Amongst the innumerable books to be read and enjoyed, there are a few that shake our core, that cause us to question and savor our own stances and the experiences that shaped these viewpoints. Ocean Vuong’s On Earth We’re Briefly Gorgeous is an exploration of concepts such as masculinity, race, sexuality, refugeeism, and motherhood and how one’s perception of these concepts are affected growing up in the primarily white, American town of Hartford, Connecticut. On Tuesday, June 18 2019, Green Apple Books on the Park hosted a reading with the young Vietnamese American author to discuss his debut novel. The novel is told in the form of a letter. In a semi-autobiographical way, Vuong uses the protagonist, Little Dog, to provide his perspective and understanding of how these concepts affected him.
The event itself was unlike any book reading I’ve attended. The mere sight of it was amazing: the store was filled to the brim with people of all backgrounds gathered to hear Vuong’s insights. Unfortunately, I arrived a little bit before the reading began, so I was with the newcomers trickling in at the front of the store. There were speakers near the entrance, so despite not being able to see Vuong, we could all hear him.
Fellow author, Rebecca Solnit, who is most known for her book Men Explain Things to Me, assisted Vuong by moderating questions between him and audience members.
A little bit after 7:30 pm, Vuong was introduced and he immediately apologized for his soft spokenness, “the more I talk, the braver I get, and the braver I get, the louder I’ll get.” Vuong was careful and eloquent as he explained the reason behind the lack of physical conflict within the novel itself. He then brought up concepts that supposedly revolve around conflict, “war and storytelling both required destruction (or an individual to overcome in the hands of white, male storytellers),” he said; he was inspired by the stories whose plot was not centered on this violence, such as the animated Hayao Miyazaki films like Totoro or Kiki’s Delivery Service. Vuong challenged the audience, “tell me who’s the villain in these films?” He wanted to show that it was possible to have a compelling story without a direct villain. “Proximity creates tension to create art,” he argues that “we are already broken, but how do we break into something whole?” The novel is a way of thinking and spurring critical thinking.
This type of novel may be difficult to write for “children of the diaspora [because] to write about those we love is to betray them, but to betray them is to preserve them. There’s no way to reconcile the two.” This is the reason for his penning Night Sky with Exit Wounds, “I wanted to write about them first. [Night Sky with Exit Wounds] is about [his mother and grandmother] because I came from them. I want them to speak first because I come from them.” Vuong continued, “for white folks- it’s a book, but for us, these are our lives. We have to tell them how to see us if they’re to see us on our terms. If you don’t write it, they will write over you.” He emphasized this importance with the recollection of his anticipation leading up to his class reading about the Vietnam War in grade school; however, it was a brief blip of the long, complex ordeal. “The myth of the textbook erases you in two pages” and unless we share our truths, despite making it open to scrutiny, others will construct falsities in its place.

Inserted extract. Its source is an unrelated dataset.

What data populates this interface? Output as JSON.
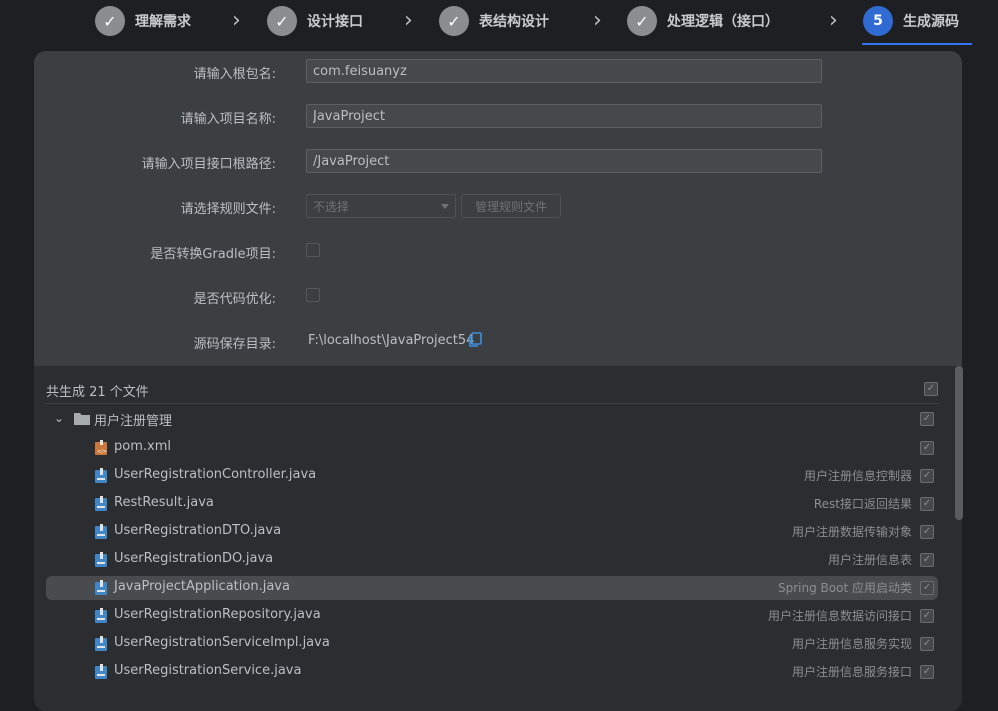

“When a writer looks and asks questions [they must realize], it is a privilege to ask and inquire, and it’s rare for white writers to look back enough [to a point and time of trauma caused by immigration or displacement.]” Vuong continued, “as a country, we have to look back and look where we come from [if we’re to grow and understand the complexity of race.]” Too often do we dismiss issues with race as being simply in the past and ‘nonexistent,’ that we don’t acknowledge the racism imbedded within our social and economic systems. With a deeper critical understanding of how white supremacy is perpetuated and how pervasive it actually is, the better we will be at dismantling it.
“Poetry is fiction steeped in truth realized in imagination,” and Vuong brings truth to the lives of many Asian Americans who identify with the LGBTQIA+ community. He validates the presence of both Vietnamese American authors with his poise and intelligence. He is paving the way for future people of color who are aspiring writers, and the world is better for it. There is trauma and struggle that is intrinsic to those who have witnessed and or experienced an immigrant upbringing. Too often, history is written by the victor; however, we bear a responsibility to provide a platform to people of color to their voices to be heard loudly and unapologetically.
Photos by: Keana A. Labra
If you like stories like this, subscribe to Chopsticks Alley.
Keana A. Labra - Milpitas, CA
Utilizing her background in English Literature, Keana would like to learn more about Filipino literature and history to bring an understanding and awareness to the culture. As a Filipino American, she is interested in further researching the impact of the feminist movement and how it affects Filipino tradition. She would also like to uplift the Filipino Americans who are part of the LGBTQIA+ community. She hopes to encourage fellow Filipino Americans to participate and immerse themselves in the Filipino culture. Her hobbies include watching anime and reading manga.